This client has had other paintings treated by me and brought me two framed family portraits owned by a relative. They are of a husband and wife painted in London in 1908.
I examined them in my studio and wrote a brief Treatment Proposal that outlined the condition, what treatment I would carry out and the cost. The client agreed and I proceeded.

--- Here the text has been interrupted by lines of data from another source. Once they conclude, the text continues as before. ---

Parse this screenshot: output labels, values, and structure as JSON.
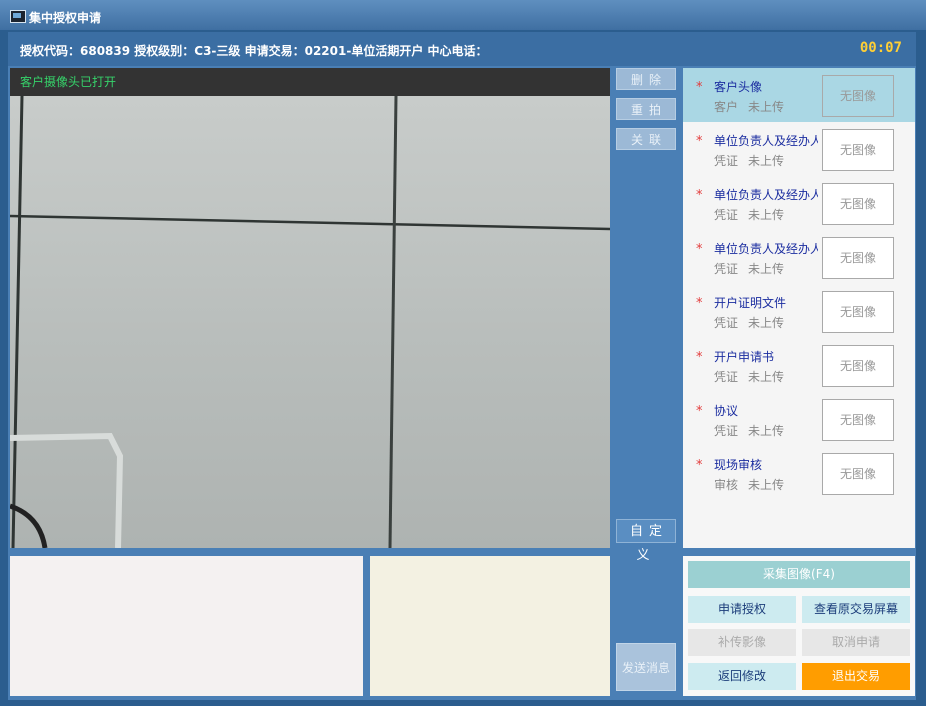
{
  "window": {
    "title": "集中授权申请"
  },
  "header": {
    "info": "授权代码：680839 授权级别：C3-三级 申请交易：02201-单位活期开户 中心电话：",
    "timer": "00:07"
  },
  "camera": {
    "status": "客户摄像头已打开"
  },
  "side_buttons": {
    "delete": "删除",
    "retake": "重拍",
    "link": "关联",
    "custom": "自定义"
  },
  "list": {
    "items": [
      {
        "title": "客户头像",
        "type": "客户",
        "state": "未上传",
        "thumb": "无图像",
        "selected": true
      },
      {
        "title": "单位负责人及经办人",
        "type": "凭证",
        "state": "未上传",
        "thumb": "无图像"
      },
      {
        "title": "单位负责人及经办人",
        "type": "凭证",
        "state": "未上传",
        "thumb": "无图像"
      },
      {
        "title": "单位负责人及经办人",
        "type": "凭证",
        "state": "未上传",
        "thumb": "无图像"
      },
      {
        "title": "开户证明文件",
        "type": "凭证",
        "state": "未上传",
        "thumb": "无图像"
      },
      {
        "title": "开户申请书",
        "type": "凭证",
        "state": "未上传",
        "thumb": "无图像"
      },
      {
        "title": "协议",
        "type": "凭证",
        "state": "未上传",
        "thumb": "无图像"
      },
      {
        "title": "现场审核",
        "type": "审核",
        "state": "未上传",
        "thumb": "无图像"
      }
    ]
  },
  "send_button": "发送消息",
  "actions": {
    "capture": "采集图像(F4)",
    "apply": "申请授权",
    "view_screen": "查看原交易屏幕",
    "reupload": "补传影像",
    "cancel": "取消申请",
    "back": "返回修改",
    "exit": "退出交易"
  }
}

The two portraits had been restored before but the lady’s portrait was in worse condition. Both were canvas on stretcher and had one or two missing keys and the canvas tension was slightly slack. The painting of the husband was in better condition than that of the wife. The canvases were insecurely held in the frames by nails. Both had been cleaned and revarnished but the lady had some paint on the face removed and this had been rather crudely retouched. The old and new paint on her face was flaking and had some losses. Also, she had a small tear through the canvas in the face. The man was in relatively good condition with a few small paint losses but appeared dull because of surface dust and grime over a discoloured varnish. Both were in similar frames, originally gilded but both restored and painted with “gold” paint. Some of the plaster decoration was missing.

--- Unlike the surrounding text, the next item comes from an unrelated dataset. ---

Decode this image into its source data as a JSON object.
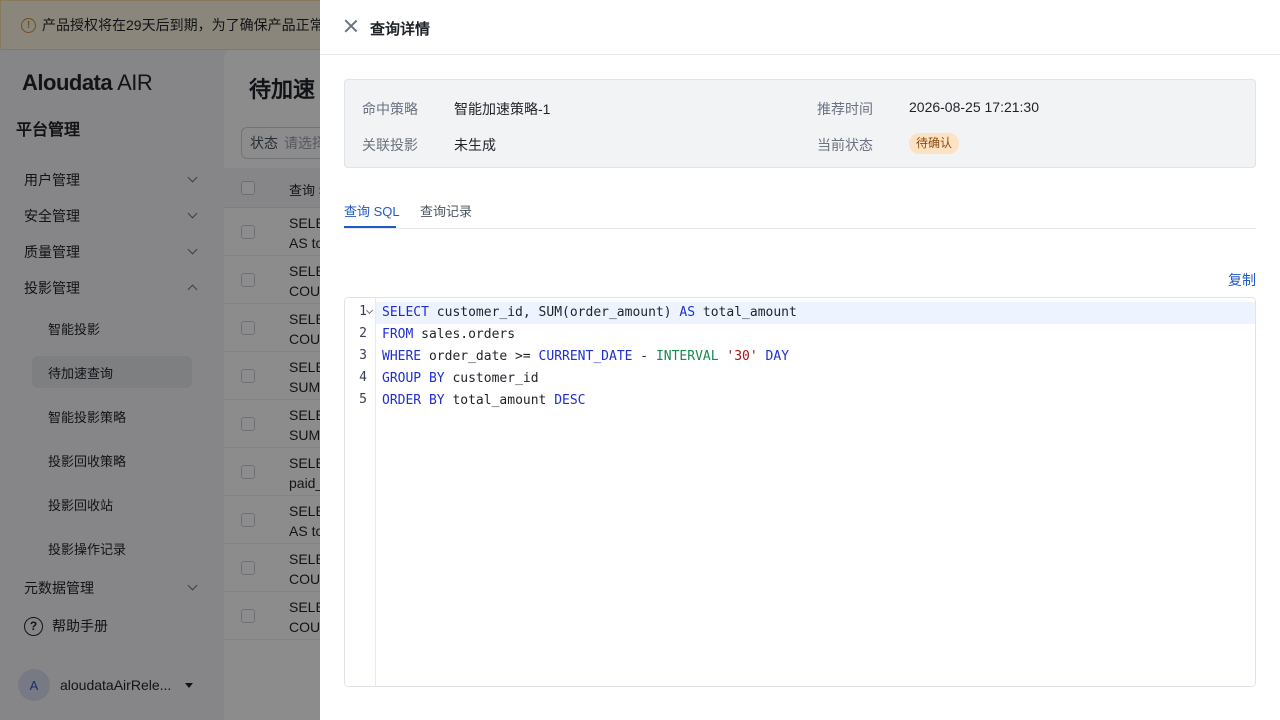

The treatment of the paintings was first cleaning to remove the top layer of grime and then the removal of the old varnish. The woman required careful removal of the overpaint – old retouching – to reveal the slightly damaged original colours of the face. New keys were installed in the stretcher and the canvases tensioned. The lifting paint was reattached with an adhesive fed into the gaps beneath the flakes. Paint losses were filled and retouched. On the lady the losses of original paint glazes in the face were reconstructed. This was greatly helped by comparison with the glazing technique used on the face of the man’s portrait. A new varnish was applied.
The frames were cleaned and loose plaster was reattached. The time required to remove the gold paint and restore the gilding was considered excessive and unnecessary by the client. Plaster losses were filled with plaster and any gold paint losses retouched with a matching gold paint. The paintings were re-framed with felt cushioning along the rabbets, a foam core backing, mending plates and new picture wire. I gave the client a brief Treatment Report with some photographs; this will inform any future treatments they may require.
The owner said there was a renewed interest within the family in these ancestor portraits and they were definitely going up on the wall.